Even before Monday’s major win over Ghana, Jurgen Klinsmann enjoyed success with the U.S. team, and and yet some in the American soccer community remain skeptical, even hostile, toward the German coach. Why though? It’s an uncomfortable thought and a delicate subject, but is it because he’s a foreigner?
Former U.S. national team and current L.A. Galaxy head coach Bruce Arena came right out with it in a recent New York Times story: “I believe an American should be coaching the national team. I think the majority of the national team should come out of Major League Soccer. The people that run our governing body think we need to copy what everyone else does, when in reality, our solutions will ultimately come from our culture.
“Come on,” he added, “we can’t copy what Brazil does or Germany does or England does. When we get it right, it’s going to be because the solutions are right here. We have the best sports facilities in the world. Why can’t we trust in that?”
Last year, Arena also said this to ESPN The Magazine: “Players on the national team should be—and this is my own feeling—they should be Americans. If they’re all born in other countries, I don’t think we can say we are making progress.”
Of course, the players on the national team are Americans, at least as far as FIFA is concerned. Neither FIFA regulations nor United States citizenship rules define eligibility by birthplace. Many in Klinsmann’s team are the sons of American servicemen who have grown up in the German football system and were recruited to play for a nation they have spent little time in.
“It’s different times now,” Klinsmann said in response to Arena’s comments. “We have a lot of kids breaking through in different countries based on where Americans have spread out in the world. For me personally, America is a melting pot, not only here in the U.S, but it’s a global melting pot.”
Klinsmann is not only national team coach but also technical director of U.S. Soccer, and his mission is not to fit in but to bring about positive change. He has challenged the American soccer establishment and has been more than willing to criticize the system and the players that it has produced.
And this is where he finds opposition. Almost every time he talks about the big picture, he upsets those who have been working to improve the game here over the past 20 years. When he questions youth soccer, he rankles coaches who have spent years trying to develop American players. When he criticizes the MLS calendar and urges his players to play in Europe, he upsets a league to which many have given years of unglamorous service.
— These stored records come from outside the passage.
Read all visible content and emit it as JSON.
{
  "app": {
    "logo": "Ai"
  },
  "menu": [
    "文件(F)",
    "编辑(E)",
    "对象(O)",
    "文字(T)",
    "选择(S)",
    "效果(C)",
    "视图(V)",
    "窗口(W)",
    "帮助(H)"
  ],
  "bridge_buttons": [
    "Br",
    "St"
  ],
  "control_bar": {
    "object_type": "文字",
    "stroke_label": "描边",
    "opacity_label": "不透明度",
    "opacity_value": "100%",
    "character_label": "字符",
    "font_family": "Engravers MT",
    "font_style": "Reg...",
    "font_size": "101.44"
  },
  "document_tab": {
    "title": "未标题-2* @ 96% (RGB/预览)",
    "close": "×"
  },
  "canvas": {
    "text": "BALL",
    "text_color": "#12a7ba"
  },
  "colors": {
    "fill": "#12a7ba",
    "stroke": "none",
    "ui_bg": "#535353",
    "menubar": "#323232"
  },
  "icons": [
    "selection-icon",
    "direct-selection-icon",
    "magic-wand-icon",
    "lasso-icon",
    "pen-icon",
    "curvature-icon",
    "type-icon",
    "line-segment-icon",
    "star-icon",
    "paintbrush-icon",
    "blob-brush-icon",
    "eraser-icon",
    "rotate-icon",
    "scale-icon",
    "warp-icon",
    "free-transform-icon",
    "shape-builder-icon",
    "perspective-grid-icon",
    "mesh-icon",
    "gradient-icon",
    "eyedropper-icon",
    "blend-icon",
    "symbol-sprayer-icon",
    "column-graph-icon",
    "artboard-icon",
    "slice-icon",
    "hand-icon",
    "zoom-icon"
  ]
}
When he talks about U.S. teams needing to have a more proactive approach and impose themselves on games—describing that as being more American—he bruises the feelings of those who played on Arena’s and Bob Bradley’s teams, or at least those coaches.
In this sense, Klinsmann is no different from the highly-paid outside consultant brought into a corporation to criticize everything its hard-working staff has ever achieved. And he does this in an American soccer circle that is already hypersensitive to foreigners telling them that they’ve got it all wrong. I’ve heard the story of the English “coach” who could barely make his Sunday pub team back home but spends his summers getting paid to teach kids in the U.S. while better qualified Americans can’t get work at the same camps. Kyle Martino, the commentator and former player, has called it the “find-anyone-with-an-accent method.”
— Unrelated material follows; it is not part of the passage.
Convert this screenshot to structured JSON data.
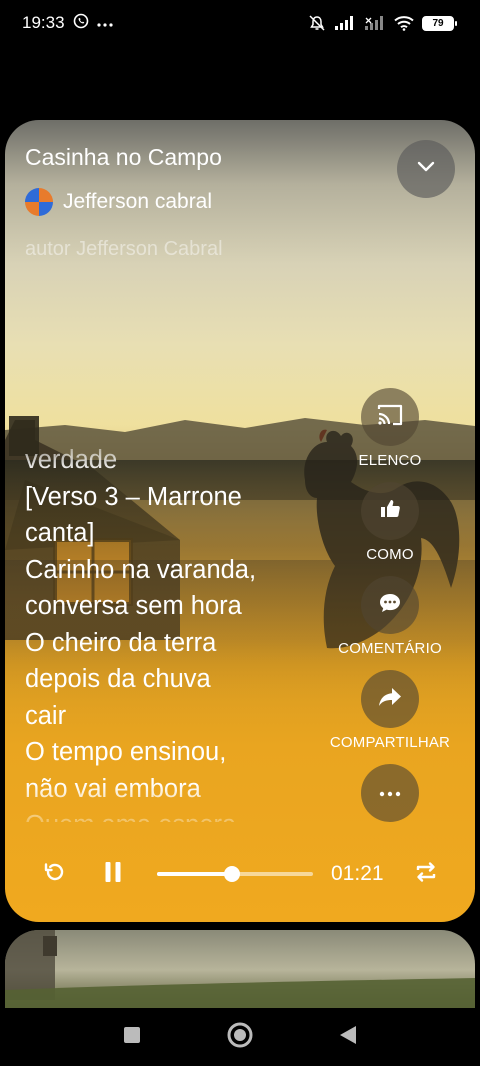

When he was a child, Martino has written, “This approach left us with a drunk Englishman named Simon who, when awake, would tell us about getting “stuck in” and “whipping the ball in the box. These weren’t exactly the blueprints for the beautiful game.”
Of course, Klinsmann, isn’t a drunk Englishman: He was one of the finest players in Europe in his day. He went on to coach Germany and Bayern Munich. He judges players not by the standards of what Arena so frequently calls the “American player” but by global standards. Everything he has done—in terms of nutrition, fitness, tactics, and motivation—is aimed toward bringing his players up to an elite international level, and he doesn’t seem to care who takes offense.
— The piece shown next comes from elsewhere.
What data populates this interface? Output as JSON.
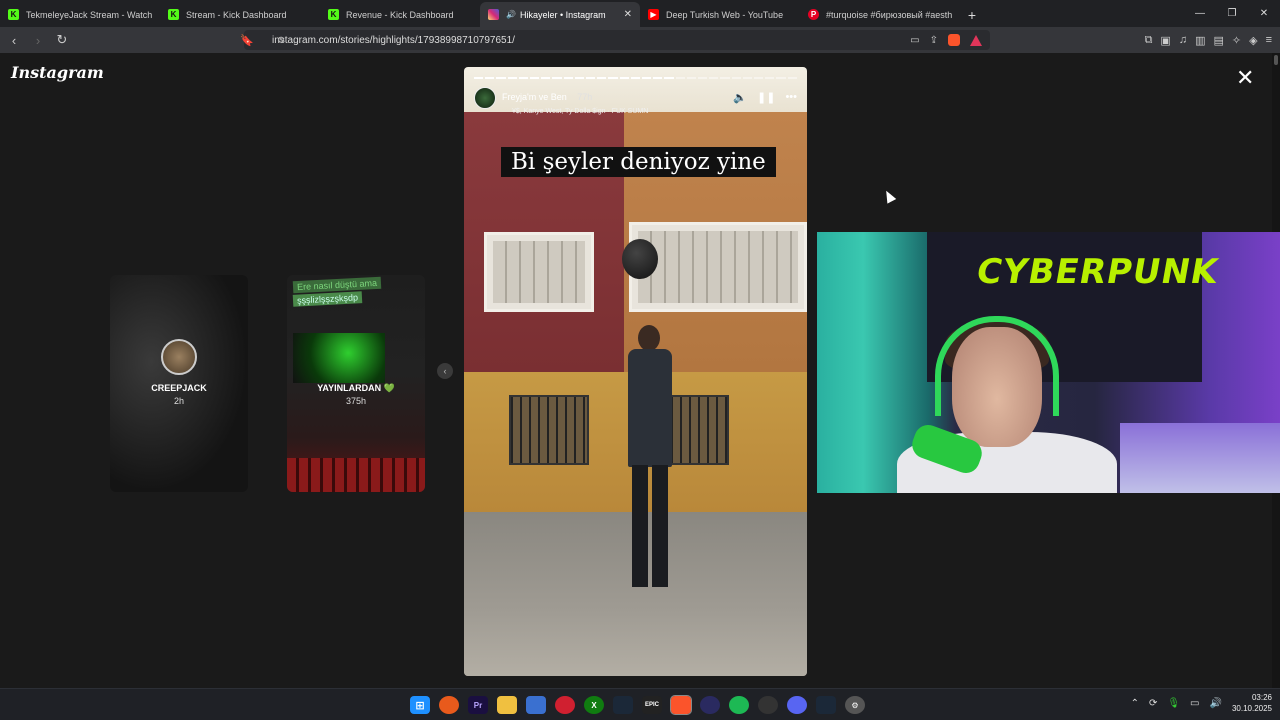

Some Americans hope that a national way of playing will emerge from the culture itself—”the solutions are right here,” as Arena puts it. The American soccer community is a relatively young and small one, but it has developed an identity: plucky boys ignored by mainstream sporting America, not taken seriously by the world, battling against the odds with their indomitable spirit. And there was a linear line of progress to that narrative: the U.S. started to beat Mexico, started qualifying for World Cups. The domestic leagues grew and attendances slowly increased.
That growth must contend with globalization’s invasive powers. American kids get home from practice to see Messi and Ronaldo in the Champions League, with the action described by commentators with foreign accents. The New York-New Jersey Metrostars are bought by Austrians and adopt the name of a European energy drink. NFL and MLB owners invest in soccer but in Premier League teams. The best clubs in the world come to the U.S. every summer to play in front of large crowds of their new American fans, many of whom openly disparage MLS.
Amid this disorientating, rapid change there was always the national team. Bob Bradley, like Bruce Arena before him, was an archetypal American coach. He came out of the college system, had studied the game intensely, served his time, and worked his way up. The team’s biggest star, Landon Donovan, had tried to make it in Europe but preferred to live in California and play in MLS. There was something reassuringly American about it all.
And then Bradley was fired and a German took over, marking the end of the linear progression for the national team. Some have embraced the change, others have shrugged, and still others have resisted. And the lighting rod for that resistance remains Jurgen Klinsmann.